By rule, Lawyer may continue to represent Bird if:
- A. All information Lawyer received from Johnson is public.
- B. Lawyer works in a different firm now than she did when she represented Johnson
- C. Johnson gives informed consent
- D. Johnson gives informed consent, confirmed in writing. Rule 1.9(a). And this was Larry Bird and Magic Johnson.
Lawyer called me with an inquiry. I listened, then replied:
“I’m not so sure that the rule carries the blanket prohibition that most lawyers associate with it. Both the Comment and the Reporter’s Notes suggest that the rule prohibits malicious conduct designed to get the other party to do something against her will, essentially to coerce her into resolution. I don’t know that it prohibits a valid report.”
What rule (or general topic) did Lawyer call to discuss?
Threatening criminal prosecution and Rule 4.5. The ABA deliberately omitted the rule from its 1981 re-write of the Model Rules of Professional Conduct, concluding the conduct it intended to prohibit could be dealt with under other rules. Several states followed suit, including North Carolina. NC’s rationale is HERE.
Jennifer Walters graduated from the UCLA School of Law and eventually practiced law at the firm of Goodman, Lieber, Kurtzman, and Book. There, she represented Arthur Moore, a client who had been charged with robbery. The charge was dismissed after Walters successfully argued that all of the evidence against Moore had been seized during a traffic stop & search that violated the 4th Amendment.
Shortly thereafter, Moore disclosed information to Walters that caused her to go green with anger. She was so angry that she punched him in the face, knocked him through the wall into the street, and disclosed his confidences to the crowd that gathered after he went crashing through the wall. As a result, she was disbarred.
No matter, for Jennifer Walters, law was just a side job. Her true calling is as as super hero.
Who is Jennifer Walters when she transforms into her super hero alter ego?
Jennifer Walters is She Hulk
This week’s model answer goes to Josh O’Hara for his answer to this question. Josh wrote:

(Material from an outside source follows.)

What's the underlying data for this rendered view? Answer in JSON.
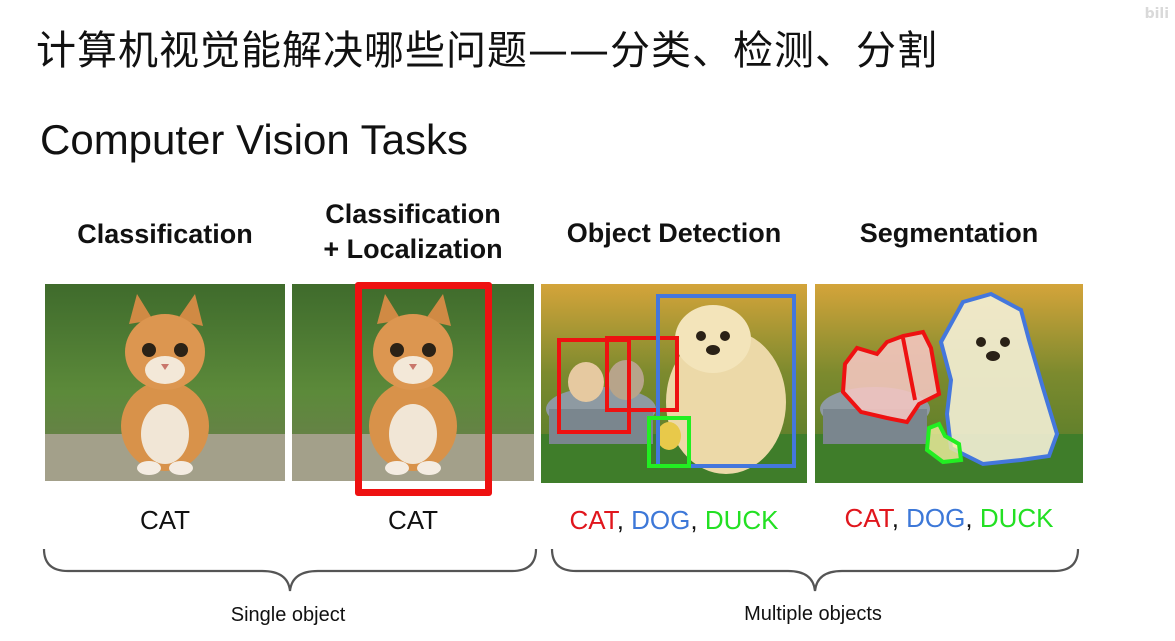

“She-Hulk, who received a blood transfusion from Bruce Banner, and has a milder form of his condition than he does. This allowed her to speak to the crowd after tossing her client through a wall. It’s arguable that, since she retains her faculties when she transforms, she’s really still Jennifer Walters.”